You may have heard that the Government plans to reform the Work Capability Assessment, on how to support disabled people getting back to work. Its aim is to encourage employers to tap into the purple talent pool of potential employees who can fully contribute and flourish in the workplace. The Green Paper published at the end of October 2016, Improving Lives, sets out a mixture of announcements and questions on what policy interventions will be required to support disabled people to obtain and stay in work.

This is a subject close to my heart. Twelve years ago, I was diagnosed with a chronic pain condition, endometriosis. Now, as I sit typing in my 40s, my condition worsens, pain is increasing and the impact widens. When we talk about disability, it includes physical and mental health conditions and long-term injuries. Of course, these are often intertwined — my own condition has often affected my mental health. Combined with nerve damage in my leg and a fibroid growth condition, I face challenges around managing pain, staying on my feet or driving for long periods of time; and more importantly, challenges to how long I can throw down some of my legendary dance moves!

Off the dance floor, I’m Head of Business Enablement and Chair of SEED (support and engage employees with a disability) at Fujitsu UK and Ireland, and I play a key role in influencing how we recruit, enable and retain purple talent in our workplace. In this capacity, I recently met with the Business Disability Forum (BDF) and was introduced to CamdenAbility, a project that aims to increase the jobs market for disabled candidates and that looks to create a network of disability-smart employers in the Borough of Camden. Initiatives likes this enable employers to come together, to share information, learning and advice around becoming disability confident and disability smart. They allow space to discuss how building a diverse workforce positions an organisation as employer of choice and as a business that recognises the power of diversity to bring innovation. Hearing about this initiative, and knowing what we are doing to improve diversity in our recruitment process at Fujitsu, I ask myself, are we all doing enough to help disabled people back into work?

I know there are many talented purple people hoping to get back into work. These are my thoughts on how to help future employees and employers embrace a more diverse approach to supporting purple talent at work:

Just like shopping, grab the freebie!

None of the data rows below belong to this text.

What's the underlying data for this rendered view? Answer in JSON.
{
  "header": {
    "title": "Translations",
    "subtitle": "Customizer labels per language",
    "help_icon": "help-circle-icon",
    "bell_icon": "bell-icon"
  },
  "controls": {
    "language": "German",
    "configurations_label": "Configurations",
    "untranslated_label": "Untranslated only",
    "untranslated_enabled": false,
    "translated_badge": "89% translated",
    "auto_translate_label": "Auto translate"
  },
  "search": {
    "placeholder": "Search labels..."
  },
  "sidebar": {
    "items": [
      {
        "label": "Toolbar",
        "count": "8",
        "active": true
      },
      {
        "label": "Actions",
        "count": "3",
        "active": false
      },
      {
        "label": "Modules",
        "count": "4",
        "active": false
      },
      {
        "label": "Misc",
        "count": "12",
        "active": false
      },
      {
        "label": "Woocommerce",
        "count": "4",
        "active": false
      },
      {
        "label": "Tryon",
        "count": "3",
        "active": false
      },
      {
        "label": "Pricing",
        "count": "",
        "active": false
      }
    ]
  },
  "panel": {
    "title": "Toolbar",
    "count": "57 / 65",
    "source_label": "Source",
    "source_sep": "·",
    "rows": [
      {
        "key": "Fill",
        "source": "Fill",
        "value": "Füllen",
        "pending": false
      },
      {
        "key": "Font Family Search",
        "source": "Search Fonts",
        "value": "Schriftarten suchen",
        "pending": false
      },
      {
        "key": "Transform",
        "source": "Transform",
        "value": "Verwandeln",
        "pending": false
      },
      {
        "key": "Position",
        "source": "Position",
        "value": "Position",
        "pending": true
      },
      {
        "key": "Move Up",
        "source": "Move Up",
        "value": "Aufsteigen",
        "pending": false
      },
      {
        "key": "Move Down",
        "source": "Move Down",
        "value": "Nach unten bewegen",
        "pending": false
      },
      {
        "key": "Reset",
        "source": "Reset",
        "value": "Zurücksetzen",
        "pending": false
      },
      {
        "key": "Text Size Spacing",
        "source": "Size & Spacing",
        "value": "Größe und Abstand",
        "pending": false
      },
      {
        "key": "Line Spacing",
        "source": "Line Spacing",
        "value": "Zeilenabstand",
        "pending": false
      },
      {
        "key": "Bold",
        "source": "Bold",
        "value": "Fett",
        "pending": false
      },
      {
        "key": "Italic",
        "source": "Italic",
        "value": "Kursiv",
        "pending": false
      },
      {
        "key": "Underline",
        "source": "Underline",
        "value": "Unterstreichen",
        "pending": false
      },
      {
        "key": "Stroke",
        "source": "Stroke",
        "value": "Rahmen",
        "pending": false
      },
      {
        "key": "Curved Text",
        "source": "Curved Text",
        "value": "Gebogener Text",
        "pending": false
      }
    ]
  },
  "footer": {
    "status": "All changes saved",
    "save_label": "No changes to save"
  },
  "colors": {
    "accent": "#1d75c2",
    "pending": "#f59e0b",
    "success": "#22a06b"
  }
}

The Government’s Access to Work scheme is an example of the support available for helping candidates to get back into work. It’s a grant that can pay for practical support if you have a disability, mental health condition or long-term injury, and aims to help you to start working, to stay in work, self-employment or with a start-up business.

The support includes help with fares to work, adaptations to any equipment you use or to provide a communicator at a job interview. To find out more, please visit Access to Work

Don’t assume... ask

For individuals with long-term medical conditions, long-term injuries and mental health conditions, research shows that getting back to work is far more conducive to aiding recovery than not doing so. Don’t assume that what such individuals need is more time away from work.

Recruiting purple talent

A successful organisation is one that reflects its customers and its employees, and that means a successful organisation is a diverse one. At Fujitsu, when recruiting, we turn to inclusive recruitment sites and agencies, allowing us to cast the net wider into the diverse talent pool. Recently, a pilot scheme at Fujitsu has seen the advertising of roles via Evenbreak – a not-for-profit social enterprise aimed at helping inclusive employers attract more talented disabled people, to help disabled job seekers find work and to promote the business benefits of employing disabled people. Evenbreak also gives the assurance to disabled job seekers that employers advertising via its website are serious about recruiting purple talent.

One size does not fit all

Each of us is entitled to workplace adjustments, or reasonable adjustments, as it is also known. An employer has a legal obligation to make those adjustments to enable employees to do their job and to fulfil their potential. The retention of our employees currently absent from work due to long-term health conditions, or the recruitment of new purple recruits, is often affected by adjustments in the workplace. This can be as simple as providing extra time to someone with dyslexia when completing a written exercise, or making physical adjustments such as hearing loops or wheelchair ramps.

You really do get back what you put out there – the Government’s Green Paper is focused on getting disabled people back to work. To enable that, organisations must be committed to, and demonstrate, a workplace environment based on respect, diversity and inclusion. These organisations will attract the full talent pool in all of their glorious colours, resulting in a higher-quality workforce.

Sarah Simcoe is Head of Business Enablement at Fujitsu, Chair of SEED, Fujitsu’s UK and Ireland Disabled Employee Network, and a PurpleSpace Ambassador. Sarah believes an environment of trust, respect and inclusion is essential to stimulating innovation, increasing retention and attracting talent.


1 (accessed 16 November 2016).